The crew arrives and anchor offshore. They encounter a native village, separated from the rest of the island by an ancient stone wall. They witness a group of natives preparing to sacrifice a young woman termed the “bride of Kong”. That night, natives kidnap Ann from the ship and take her to their altar, where she is offered to Kong, an enormous gorilla-like creature. Kong carries Ann into the wilderness as Denham, Driscoll and some volunteers enter the jungle in hopes of rescuing her. They are ambushed by another giant creature, a Stegosaurus, which they manage to defeat. A Tyrannosaurus attacks Ann and Kong, but he kills it in battle.

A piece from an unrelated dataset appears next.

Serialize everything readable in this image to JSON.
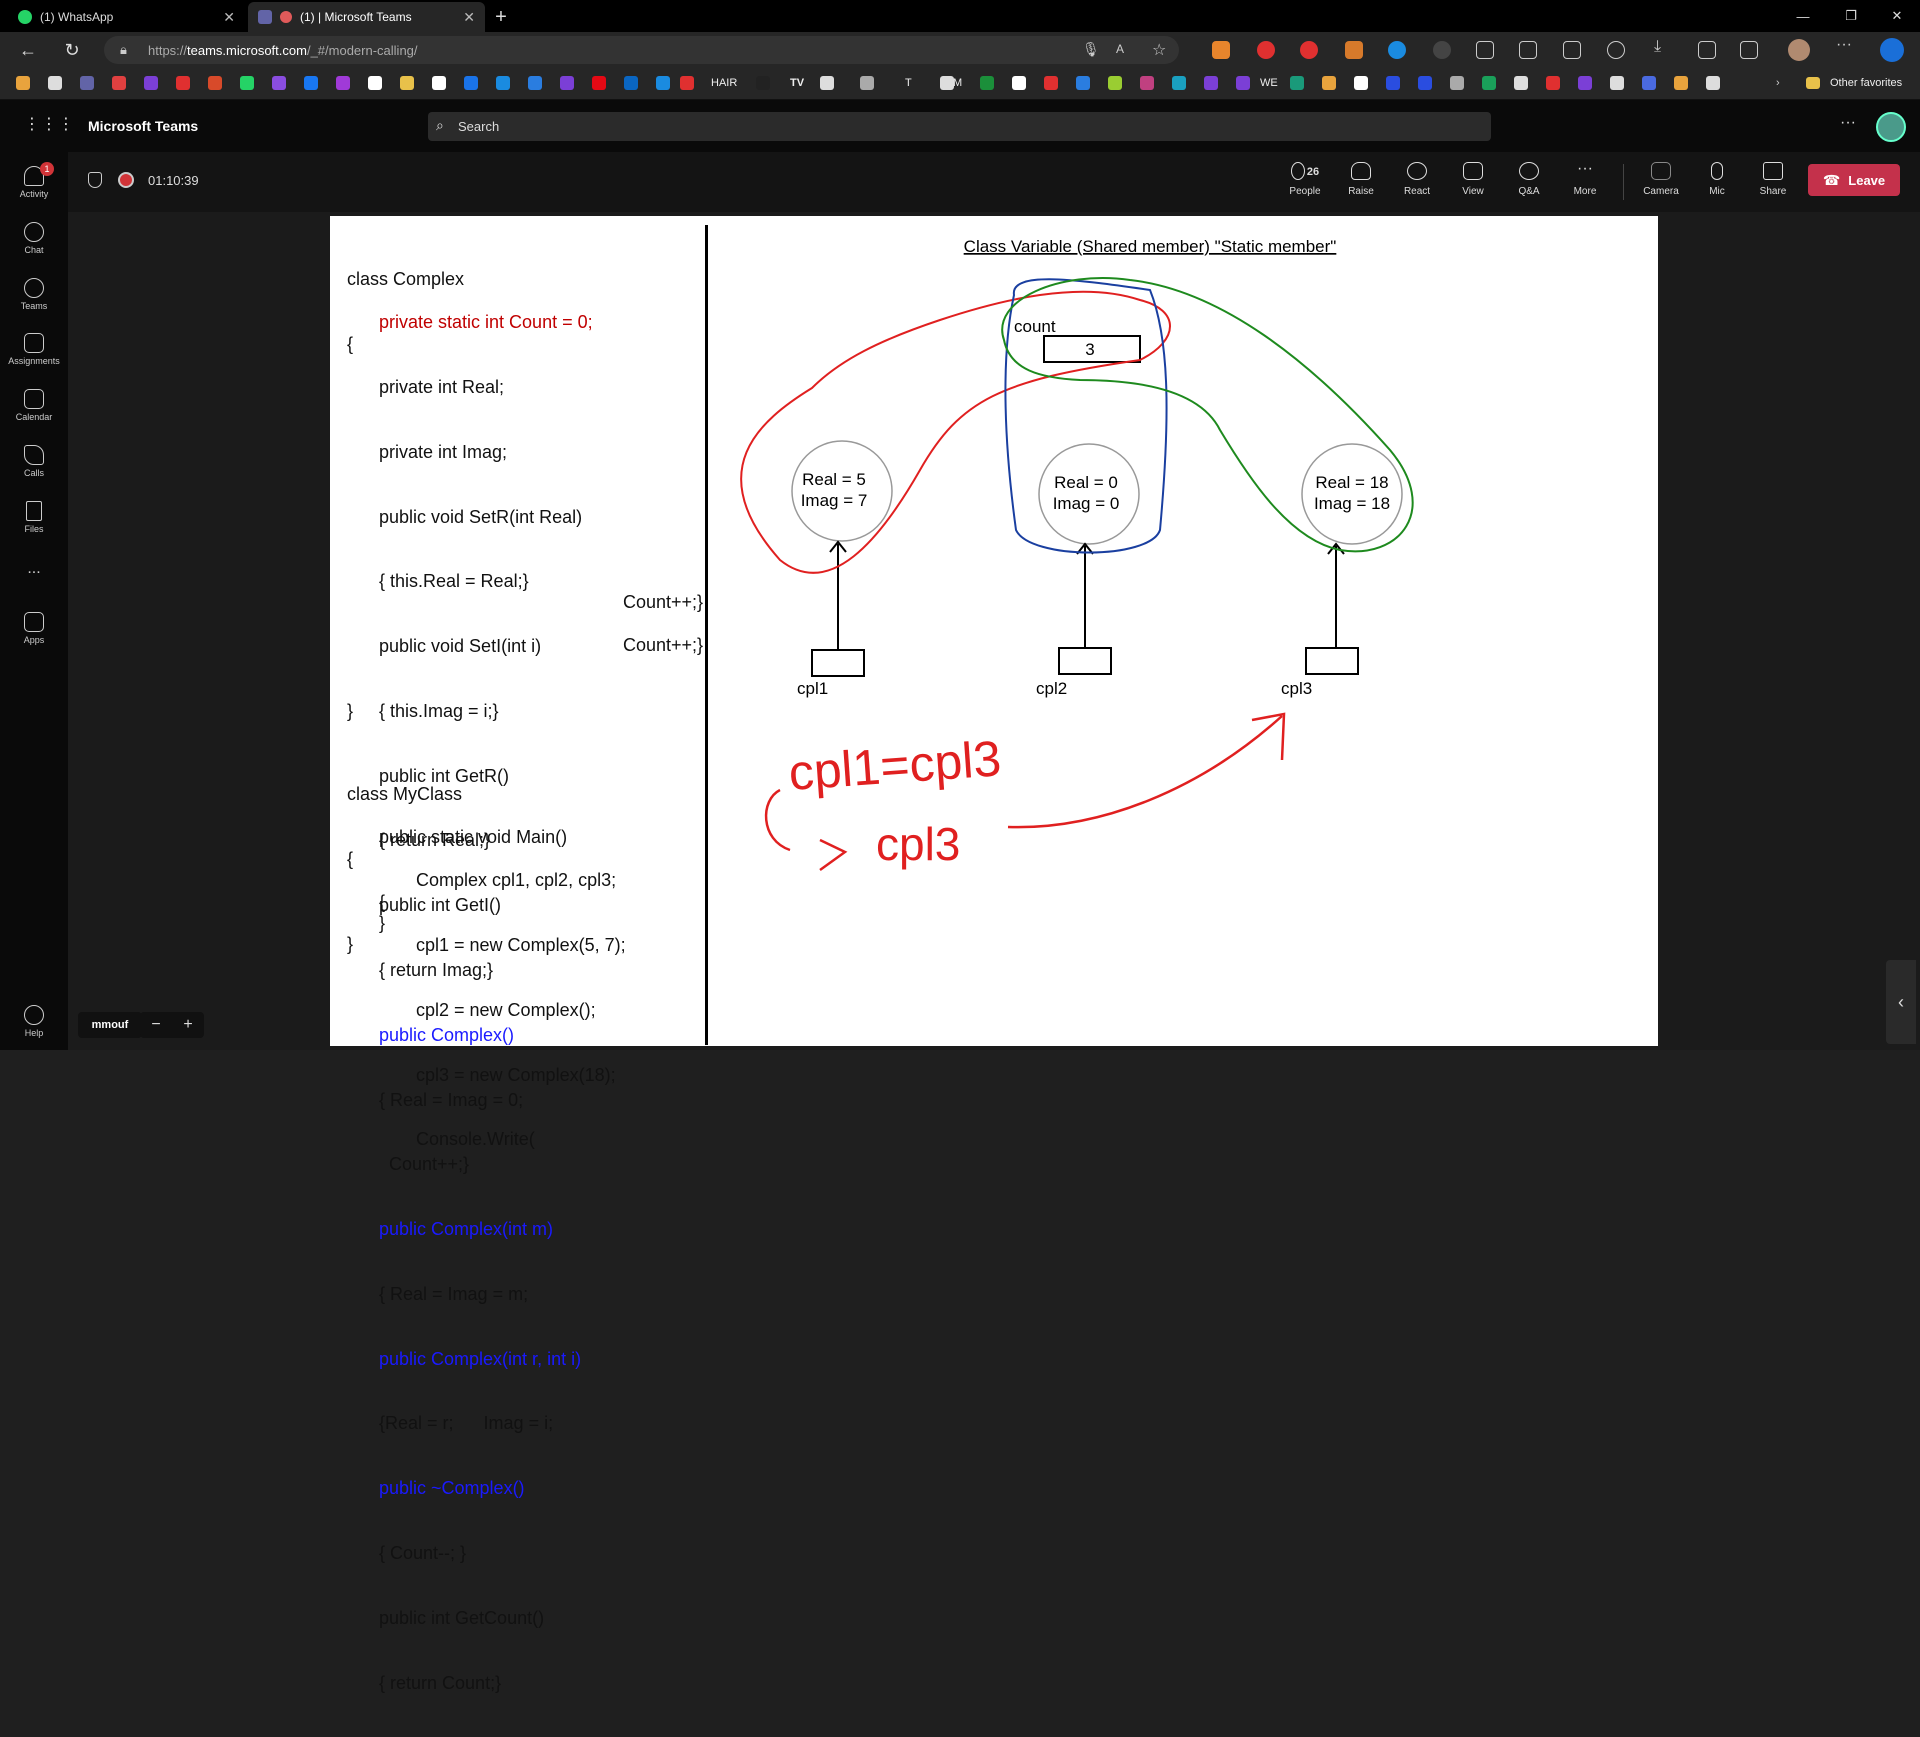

Meanwhile, Driscoll continues to follow them, while Denham returns to the village for more men. Upon arriving in Kong’s lair, Ann is menaced by a snake-like Elasmosaurus, which Kong also kills. Shackled in chains, Kong is taken to New York City and presented to a Broadway theatre audience as “Kong, the Eighth Wonder of the World”. Ann and Jack are brought on stage to join him, surrounded by a group of press photographers. Kong, believing that the ensuing flash photography is an attack, breaks loose.

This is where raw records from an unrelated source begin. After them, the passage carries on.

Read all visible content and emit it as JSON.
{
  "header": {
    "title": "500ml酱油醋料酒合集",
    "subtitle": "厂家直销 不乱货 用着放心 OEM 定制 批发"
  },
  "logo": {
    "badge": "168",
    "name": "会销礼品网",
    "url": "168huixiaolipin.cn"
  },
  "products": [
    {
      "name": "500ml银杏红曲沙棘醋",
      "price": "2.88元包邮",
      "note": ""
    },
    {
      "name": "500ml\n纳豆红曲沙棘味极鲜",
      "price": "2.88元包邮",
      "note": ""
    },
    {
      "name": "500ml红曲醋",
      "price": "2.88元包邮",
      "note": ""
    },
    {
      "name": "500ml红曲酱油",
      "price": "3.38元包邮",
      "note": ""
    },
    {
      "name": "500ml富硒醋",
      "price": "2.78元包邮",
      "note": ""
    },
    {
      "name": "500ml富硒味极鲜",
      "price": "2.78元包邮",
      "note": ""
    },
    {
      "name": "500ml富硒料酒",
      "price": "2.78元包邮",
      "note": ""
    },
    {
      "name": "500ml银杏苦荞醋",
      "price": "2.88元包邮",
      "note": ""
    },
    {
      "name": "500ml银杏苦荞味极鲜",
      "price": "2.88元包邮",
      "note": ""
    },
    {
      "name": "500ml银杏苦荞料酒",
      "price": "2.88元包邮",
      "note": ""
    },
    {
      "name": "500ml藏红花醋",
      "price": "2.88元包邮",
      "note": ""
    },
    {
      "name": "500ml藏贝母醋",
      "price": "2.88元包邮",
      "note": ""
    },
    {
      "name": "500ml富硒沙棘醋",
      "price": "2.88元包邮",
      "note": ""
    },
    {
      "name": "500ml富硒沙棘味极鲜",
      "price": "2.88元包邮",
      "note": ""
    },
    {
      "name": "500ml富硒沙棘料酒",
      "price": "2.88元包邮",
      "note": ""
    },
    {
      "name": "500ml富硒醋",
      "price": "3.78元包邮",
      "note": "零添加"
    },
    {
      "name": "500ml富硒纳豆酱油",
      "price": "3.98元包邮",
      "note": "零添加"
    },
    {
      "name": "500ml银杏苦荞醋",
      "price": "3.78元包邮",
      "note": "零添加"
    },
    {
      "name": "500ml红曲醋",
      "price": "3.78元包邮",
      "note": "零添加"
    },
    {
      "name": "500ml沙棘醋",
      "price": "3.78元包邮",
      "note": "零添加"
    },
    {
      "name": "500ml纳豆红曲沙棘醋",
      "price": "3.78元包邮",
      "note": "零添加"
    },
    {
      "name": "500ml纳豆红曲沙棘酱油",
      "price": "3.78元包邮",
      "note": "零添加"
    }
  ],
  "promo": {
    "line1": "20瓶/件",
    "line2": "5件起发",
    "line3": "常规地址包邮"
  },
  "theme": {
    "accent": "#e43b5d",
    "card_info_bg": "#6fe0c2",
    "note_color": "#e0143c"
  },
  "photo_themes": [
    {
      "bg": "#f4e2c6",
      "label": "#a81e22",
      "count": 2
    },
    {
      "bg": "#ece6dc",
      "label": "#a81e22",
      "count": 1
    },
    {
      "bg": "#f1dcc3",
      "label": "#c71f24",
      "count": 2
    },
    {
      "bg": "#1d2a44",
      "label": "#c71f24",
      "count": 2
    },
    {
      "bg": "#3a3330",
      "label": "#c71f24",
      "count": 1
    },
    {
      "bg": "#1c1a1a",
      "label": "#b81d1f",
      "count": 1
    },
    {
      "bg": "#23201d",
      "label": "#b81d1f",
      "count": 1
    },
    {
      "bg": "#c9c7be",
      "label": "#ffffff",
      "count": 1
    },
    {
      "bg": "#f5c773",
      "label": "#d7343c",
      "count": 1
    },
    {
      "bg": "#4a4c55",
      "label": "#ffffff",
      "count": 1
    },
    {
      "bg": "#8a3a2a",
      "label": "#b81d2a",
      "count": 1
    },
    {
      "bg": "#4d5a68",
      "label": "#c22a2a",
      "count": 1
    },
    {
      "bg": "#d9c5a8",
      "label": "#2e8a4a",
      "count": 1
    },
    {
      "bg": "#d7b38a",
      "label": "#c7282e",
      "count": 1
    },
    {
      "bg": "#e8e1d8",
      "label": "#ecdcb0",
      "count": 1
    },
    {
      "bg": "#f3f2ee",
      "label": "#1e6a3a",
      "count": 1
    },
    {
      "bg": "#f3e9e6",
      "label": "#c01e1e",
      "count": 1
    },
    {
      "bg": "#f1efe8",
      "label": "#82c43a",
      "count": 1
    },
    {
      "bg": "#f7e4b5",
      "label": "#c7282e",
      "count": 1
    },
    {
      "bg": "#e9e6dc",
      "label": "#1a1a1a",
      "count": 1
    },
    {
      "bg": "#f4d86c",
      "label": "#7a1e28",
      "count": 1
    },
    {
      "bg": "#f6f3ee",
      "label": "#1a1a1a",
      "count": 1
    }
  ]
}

An articulated skeleton of the Brontosaurus used in the film. In the early 20th century, few zoos had primate exhibits so there was popular demand to see them on film. 1929 by studying a tribe of baboons in Africa while filming The Four Feathers. Cooper took his concept to Paramount Studios in the first years of the Great Depression but executives shied away from a project that sent film crews on costly shoots to Africa and Komodo. When Cooper screened O’Brien’s stop-motion Creation footage, he was unimpressed, but realized he could economically make his gorilla picture by scrapping the Komodo dragons and costly location shoots for O’Brien’s animated dinosaurs and the studio’s existing jungle set.